Sign-up for the Spring Food Challenge and come to one of the chalk talks this Wednesday (6:30am, 12:30pm, 6:00pm).
In front of a clock set for 12 minutes:
1 minute of 30-inch box jumps
1 minute of 115-lb. sumo deadlift high pulls
2 minutes of 30-inch box jumps
2 minutes of 115-lb. sumo deadlift high pulls
3 minutes of 30-inch box jumps
3 minutes of 115-lb. sumo deadlift high pulls
Every week it seems like we hear about a new study telling us what we should or shouldn’t eat. And every other week we hear of another study that now says the opposite of the first study. Fat is good. No, now it’s bad. Well, the right kind of fat is good, if it’s the right amount, and if you exercise, but not if you drink, and so on and so forth. So how do we know what to make of these studies?

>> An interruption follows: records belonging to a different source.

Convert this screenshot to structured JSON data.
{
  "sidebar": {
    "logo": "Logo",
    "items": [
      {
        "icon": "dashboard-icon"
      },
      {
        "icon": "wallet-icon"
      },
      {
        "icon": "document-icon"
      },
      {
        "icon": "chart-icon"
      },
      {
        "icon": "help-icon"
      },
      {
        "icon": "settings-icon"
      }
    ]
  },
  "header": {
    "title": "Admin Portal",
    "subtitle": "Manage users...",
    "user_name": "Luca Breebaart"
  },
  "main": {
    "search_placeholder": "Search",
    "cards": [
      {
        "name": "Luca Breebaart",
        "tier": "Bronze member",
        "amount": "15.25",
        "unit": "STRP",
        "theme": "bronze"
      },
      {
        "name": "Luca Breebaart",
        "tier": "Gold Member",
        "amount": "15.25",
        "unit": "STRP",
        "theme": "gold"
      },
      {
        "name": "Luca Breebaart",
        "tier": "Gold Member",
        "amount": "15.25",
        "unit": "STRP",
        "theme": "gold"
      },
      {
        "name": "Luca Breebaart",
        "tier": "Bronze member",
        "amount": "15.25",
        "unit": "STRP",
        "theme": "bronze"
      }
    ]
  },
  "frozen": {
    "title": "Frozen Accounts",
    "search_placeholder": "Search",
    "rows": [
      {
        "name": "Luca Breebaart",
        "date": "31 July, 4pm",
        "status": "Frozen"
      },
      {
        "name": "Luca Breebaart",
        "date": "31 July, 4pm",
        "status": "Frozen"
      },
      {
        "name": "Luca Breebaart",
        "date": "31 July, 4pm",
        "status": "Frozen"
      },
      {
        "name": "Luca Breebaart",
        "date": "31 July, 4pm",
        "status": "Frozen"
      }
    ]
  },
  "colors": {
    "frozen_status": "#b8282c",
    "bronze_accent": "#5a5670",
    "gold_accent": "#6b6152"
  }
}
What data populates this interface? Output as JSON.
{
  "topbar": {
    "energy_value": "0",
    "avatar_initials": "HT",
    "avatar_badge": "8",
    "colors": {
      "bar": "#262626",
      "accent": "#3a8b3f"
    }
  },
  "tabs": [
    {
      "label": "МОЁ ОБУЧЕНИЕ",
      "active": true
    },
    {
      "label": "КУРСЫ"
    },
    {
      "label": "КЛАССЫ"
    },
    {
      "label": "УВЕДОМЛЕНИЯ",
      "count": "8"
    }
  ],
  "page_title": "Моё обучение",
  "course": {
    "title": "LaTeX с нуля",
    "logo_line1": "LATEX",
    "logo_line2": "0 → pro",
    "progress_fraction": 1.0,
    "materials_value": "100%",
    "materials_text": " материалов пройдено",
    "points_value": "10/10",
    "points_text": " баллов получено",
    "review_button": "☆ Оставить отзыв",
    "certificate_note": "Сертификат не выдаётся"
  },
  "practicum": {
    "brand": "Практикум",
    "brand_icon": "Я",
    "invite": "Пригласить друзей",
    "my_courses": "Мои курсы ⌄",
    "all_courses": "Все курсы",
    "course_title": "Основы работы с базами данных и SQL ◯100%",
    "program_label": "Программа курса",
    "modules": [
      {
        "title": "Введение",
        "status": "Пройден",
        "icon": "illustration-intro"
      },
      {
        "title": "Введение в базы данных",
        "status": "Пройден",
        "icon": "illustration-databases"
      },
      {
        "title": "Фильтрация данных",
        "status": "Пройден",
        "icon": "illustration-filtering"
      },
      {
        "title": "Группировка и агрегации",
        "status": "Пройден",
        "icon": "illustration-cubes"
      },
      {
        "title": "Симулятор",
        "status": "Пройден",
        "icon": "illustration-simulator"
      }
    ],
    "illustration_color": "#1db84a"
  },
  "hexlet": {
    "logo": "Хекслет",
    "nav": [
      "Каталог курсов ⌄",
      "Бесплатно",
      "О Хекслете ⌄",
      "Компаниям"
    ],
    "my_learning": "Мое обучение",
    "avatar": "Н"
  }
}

This article by Mark’s Daily Apple gives us 15 reasons why we shouldn’t trust these studies. He concludes:
This isn’t to suggest that nutritional studies are useless. I cite and refer to them all the time. They’re often the best, most objective angle on the situation available. Like democracy, it’s the worst except for all the others. But we have to recognize and consider their limitations.

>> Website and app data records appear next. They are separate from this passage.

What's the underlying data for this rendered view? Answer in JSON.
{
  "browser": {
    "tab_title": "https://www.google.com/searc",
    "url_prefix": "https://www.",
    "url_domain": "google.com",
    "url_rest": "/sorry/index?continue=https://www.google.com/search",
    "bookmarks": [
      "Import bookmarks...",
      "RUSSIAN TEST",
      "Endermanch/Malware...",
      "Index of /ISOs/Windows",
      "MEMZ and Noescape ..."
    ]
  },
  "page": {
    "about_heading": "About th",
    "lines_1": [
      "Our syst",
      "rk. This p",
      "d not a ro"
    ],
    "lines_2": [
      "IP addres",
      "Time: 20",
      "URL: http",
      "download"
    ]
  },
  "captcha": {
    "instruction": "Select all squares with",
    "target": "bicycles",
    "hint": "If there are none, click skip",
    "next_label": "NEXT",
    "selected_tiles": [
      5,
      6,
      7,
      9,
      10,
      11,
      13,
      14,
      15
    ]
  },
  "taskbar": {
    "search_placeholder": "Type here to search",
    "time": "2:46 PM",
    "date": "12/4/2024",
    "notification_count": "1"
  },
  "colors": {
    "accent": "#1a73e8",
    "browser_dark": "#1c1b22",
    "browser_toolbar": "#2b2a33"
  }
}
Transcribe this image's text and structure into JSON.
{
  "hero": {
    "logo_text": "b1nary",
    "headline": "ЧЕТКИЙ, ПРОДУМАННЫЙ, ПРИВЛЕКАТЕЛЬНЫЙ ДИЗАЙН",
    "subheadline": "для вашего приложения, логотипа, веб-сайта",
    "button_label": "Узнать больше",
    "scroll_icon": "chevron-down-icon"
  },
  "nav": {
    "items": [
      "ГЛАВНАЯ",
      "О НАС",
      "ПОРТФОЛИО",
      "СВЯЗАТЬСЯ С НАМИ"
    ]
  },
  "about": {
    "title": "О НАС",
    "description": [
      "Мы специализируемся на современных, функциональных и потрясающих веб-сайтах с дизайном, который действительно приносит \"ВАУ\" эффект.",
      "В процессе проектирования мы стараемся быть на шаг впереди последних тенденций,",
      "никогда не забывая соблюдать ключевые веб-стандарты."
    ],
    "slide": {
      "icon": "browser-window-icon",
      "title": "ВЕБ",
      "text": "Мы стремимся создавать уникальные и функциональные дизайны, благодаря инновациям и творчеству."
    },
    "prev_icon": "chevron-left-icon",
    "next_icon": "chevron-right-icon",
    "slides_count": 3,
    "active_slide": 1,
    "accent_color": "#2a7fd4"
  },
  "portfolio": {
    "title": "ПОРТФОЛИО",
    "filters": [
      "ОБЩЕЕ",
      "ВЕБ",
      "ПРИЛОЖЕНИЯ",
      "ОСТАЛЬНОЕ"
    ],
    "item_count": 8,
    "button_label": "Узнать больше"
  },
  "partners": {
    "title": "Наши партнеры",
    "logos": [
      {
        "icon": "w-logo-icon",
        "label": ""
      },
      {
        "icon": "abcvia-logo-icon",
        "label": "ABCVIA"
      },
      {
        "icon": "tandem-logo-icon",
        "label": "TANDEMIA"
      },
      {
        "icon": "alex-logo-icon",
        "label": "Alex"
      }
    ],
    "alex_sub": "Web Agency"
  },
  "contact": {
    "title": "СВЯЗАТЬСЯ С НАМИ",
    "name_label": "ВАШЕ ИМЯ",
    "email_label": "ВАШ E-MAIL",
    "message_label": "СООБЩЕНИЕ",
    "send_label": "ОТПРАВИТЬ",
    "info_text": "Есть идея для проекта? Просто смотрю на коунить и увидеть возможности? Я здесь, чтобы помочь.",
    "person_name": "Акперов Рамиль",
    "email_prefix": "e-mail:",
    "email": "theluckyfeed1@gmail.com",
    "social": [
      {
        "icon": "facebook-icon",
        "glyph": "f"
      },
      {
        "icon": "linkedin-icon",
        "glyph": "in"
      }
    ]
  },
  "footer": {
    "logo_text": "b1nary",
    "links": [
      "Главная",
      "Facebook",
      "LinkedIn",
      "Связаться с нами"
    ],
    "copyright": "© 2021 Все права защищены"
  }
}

Our health is our responsibility and I think it’s time we stop handing it over to “experts” and then also use those “experts” as a scapegoat when we find out that we aren’t as healthy as we thought. I’m always skeptical of nutritional studies because there are simply so many variables when considering human health, some for which we have no way to measure.
If something does grab your attention, and it has passed your common sense test, then use yourself as the experiment. Try making the change for a few weeks and see how you look, feel, and perform. If you’re really concerned you could even get blood work done to see what’s happening on the inside. And don’t forget about your Coaches. We study this material daily, even experiment on ourselves, and we are always happy to share our thoughts on the matter.